[Dataset rows describing interfaces]
--- --- ---

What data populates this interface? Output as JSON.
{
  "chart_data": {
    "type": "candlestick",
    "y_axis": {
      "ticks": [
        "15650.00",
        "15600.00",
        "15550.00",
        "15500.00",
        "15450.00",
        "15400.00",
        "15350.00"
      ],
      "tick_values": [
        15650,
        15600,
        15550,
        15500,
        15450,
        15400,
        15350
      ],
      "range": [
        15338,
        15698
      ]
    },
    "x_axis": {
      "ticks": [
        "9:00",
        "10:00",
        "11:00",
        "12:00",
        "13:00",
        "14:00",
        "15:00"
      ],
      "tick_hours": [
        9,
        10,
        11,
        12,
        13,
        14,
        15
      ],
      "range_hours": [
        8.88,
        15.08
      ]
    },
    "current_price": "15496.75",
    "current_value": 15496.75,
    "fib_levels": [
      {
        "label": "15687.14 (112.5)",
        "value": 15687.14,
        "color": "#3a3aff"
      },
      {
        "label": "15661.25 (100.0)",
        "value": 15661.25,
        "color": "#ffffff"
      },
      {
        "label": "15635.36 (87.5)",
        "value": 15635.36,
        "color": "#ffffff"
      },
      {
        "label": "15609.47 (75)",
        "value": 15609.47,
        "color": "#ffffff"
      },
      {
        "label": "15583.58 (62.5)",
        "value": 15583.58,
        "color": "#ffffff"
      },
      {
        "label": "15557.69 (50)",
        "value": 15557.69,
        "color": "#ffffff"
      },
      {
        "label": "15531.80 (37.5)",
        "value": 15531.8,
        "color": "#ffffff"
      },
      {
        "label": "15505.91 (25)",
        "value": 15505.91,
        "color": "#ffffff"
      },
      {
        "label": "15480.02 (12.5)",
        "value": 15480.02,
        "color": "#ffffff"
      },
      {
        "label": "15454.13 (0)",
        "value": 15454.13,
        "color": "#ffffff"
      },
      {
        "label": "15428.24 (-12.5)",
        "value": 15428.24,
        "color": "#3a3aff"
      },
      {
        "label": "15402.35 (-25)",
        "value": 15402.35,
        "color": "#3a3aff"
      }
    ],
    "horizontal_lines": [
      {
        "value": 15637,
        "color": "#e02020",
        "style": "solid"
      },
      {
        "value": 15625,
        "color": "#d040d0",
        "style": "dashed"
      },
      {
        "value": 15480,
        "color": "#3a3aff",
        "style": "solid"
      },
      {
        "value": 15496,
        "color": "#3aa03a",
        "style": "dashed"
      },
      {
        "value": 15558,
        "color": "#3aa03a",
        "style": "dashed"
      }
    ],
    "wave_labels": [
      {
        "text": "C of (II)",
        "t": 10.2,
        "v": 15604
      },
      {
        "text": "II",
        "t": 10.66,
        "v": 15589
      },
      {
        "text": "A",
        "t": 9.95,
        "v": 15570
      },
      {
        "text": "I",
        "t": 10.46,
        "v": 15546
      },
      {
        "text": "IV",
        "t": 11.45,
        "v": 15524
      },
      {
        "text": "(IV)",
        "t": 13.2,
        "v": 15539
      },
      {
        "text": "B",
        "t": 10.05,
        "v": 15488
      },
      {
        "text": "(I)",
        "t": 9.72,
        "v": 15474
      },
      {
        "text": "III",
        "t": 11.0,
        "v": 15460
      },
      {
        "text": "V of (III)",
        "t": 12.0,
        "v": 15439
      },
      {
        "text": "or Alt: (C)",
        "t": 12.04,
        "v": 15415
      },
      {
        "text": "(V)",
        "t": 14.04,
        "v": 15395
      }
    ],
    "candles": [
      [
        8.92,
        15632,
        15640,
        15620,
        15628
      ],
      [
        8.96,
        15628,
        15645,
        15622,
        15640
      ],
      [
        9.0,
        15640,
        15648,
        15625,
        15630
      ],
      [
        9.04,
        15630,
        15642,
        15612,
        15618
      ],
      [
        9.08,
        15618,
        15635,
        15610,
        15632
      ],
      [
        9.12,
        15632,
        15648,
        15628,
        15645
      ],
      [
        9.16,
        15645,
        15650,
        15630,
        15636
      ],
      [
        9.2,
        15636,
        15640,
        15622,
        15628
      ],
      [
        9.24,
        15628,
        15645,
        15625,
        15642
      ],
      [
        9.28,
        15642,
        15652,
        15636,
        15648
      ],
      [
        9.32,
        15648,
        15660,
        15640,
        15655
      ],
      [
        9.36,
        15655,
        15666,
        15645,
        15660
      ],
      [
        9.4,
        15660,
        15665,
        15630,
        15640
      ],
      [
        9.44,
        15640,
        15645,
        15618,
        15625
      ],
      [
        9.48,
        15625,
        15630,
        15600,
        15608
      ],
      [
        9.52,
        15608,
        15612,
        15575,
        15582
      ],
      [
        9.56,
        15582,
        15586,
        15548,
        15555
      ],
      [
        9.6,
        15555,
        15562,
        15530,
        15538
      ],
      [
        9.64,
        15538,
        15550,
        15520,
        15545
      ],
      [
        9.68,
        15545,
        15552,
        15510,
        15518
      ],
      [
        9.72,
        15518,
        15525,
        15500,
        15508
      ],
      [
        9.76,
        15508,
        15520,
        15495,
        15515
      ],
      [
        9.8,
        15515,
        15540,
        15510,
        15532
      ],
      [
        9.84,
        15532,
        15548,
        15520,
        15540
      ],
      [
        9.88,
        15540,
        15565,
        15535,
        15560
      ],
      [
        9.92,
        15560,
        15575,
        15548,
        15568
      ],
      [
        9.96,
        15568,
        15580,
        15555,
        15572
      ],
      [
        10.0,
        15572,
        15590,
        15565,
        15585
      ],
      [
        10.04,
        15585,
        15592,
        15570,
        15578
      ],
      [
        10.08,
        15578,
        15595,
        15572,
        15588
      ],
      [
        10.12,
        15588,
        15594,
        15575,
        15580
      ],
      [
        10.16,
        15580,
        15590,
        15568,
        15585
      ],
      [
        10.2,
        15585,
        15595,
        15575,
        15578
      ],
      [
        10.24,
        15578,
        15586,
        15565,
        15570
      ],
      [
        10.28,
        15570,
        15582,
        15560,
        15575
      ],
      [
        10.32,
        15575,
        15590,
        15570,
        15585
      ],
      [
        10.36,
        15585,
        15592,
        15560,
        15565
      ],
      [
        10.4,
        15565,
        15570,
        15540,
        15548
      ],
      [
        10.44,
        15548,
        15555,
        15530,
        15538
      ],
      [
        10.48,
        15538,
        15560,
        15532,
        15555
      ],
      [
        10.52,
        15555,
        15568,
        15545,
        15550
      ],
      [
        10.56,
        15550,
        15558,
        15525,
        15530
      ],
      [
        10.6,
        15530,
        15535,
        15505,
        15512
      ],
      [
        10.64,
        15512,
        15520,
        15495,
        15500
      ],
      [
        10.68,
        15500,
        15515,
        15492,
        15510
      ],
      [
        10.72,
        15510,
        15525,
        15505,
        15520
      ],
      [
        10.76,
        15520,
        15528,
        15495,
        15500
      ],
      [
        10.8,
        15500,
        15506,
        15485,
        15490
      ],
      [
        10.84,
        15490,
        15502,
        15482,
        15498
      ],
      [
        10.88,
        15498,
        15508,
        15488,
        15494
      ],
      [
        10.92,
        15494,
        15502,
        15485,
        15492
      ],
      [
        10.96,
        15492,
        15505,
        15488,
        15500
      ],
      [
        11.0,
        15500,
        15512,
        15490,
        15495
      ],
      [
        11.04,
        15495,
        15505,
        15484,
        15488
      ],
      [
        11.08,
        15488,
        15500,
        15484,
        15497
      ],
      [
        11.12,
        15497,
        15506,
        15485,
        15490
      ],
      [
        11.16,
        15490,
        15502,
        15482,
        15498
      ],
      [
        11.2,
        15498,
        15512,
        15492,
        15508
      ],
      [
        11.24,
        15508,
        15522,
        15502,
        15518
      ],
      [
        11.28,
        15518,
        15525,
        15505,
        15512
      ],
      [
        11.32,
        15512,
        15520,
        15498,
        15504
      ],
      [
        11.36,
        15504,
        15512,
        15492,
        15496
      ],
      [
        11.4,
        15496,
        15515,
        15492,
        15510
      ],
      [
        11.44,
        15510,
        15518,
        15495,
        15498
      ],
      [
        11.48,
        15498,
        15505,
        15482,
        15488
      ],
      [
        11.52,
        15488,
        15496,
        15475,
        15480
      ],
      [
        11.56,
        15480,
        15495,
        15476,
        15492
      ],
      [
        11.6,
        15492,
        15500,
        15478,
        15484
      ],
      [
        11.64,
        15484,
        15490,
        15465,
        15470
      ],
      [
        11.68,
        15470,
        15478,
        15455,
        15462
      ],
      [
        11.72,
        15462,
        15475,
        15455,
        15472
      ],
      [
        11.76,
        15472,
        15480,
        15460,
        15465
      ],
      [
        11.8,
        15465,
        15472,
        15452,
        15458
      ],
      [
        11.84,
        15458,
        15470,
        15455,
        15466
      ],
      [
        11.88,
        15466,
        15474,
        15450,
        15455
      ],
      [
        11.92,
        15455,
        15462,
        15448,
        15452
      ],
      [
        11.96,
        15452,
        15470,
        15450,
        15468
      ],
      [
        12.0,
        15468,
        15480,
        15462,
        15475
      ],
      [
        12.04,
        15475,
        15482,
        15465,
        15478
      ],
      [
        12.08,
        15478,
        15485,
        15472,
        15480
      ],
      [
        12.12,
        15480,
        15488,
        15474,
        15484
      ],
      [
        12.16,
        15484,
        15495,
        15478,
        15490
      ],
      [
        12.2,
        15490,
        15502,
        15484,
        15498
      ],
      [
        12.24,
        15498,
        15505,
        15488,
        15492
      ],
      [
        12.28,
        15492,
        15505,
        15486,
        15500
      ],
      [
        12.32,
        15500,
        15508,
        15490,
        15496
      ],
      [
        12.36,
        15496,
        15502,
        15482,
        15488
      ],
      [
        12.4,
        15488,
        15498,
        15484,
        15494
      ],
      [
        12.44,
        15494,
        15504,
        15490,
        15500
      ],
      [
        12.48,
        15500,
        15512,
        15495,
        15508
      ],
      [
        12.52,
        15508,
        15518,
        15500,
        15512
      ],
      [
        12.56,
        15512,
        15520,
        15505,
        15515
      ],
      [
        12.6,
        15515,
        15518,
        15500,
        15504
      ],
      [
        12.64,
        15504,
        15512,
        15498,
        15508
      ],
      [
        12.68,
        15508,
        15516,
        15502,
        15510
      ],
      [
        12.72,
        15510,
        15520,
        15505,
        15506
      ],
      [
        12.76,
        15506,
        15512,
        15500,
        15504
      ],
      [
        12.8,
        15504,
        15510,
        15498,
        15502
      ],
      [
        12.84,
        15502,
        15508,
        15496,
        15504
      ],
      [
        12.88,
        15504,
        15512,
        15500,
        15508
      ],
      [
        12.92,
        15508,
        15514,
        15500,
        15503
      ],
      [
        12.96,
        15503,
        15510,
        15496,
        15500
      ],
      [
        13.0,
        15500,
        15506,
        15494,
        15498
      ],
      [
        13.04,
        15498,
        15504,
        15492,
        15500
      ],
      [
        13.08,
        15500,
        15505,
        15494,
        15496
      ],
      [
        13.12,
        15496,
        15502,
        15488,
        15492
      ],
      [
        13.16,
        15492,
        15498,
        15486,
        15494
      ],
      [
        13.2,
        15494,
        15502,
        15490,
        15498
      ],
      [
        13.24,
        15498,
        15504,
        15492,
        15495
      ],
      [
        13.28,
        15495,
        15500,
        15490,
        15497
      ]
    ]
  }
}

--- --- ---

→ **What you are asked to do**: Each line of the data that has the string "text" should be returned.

→ **Your solution**:
        "text": "C of (II)",
        "text": "II",
        "text": "A",
        "text": "I",
        "text": "IV",
        "text": "(IV)",
        "text": "B",
        "text": "(I)",
        "text": "III",
        "text": "V of (III)",
        "text": "or Alt: (C)",
        "text": "(V)",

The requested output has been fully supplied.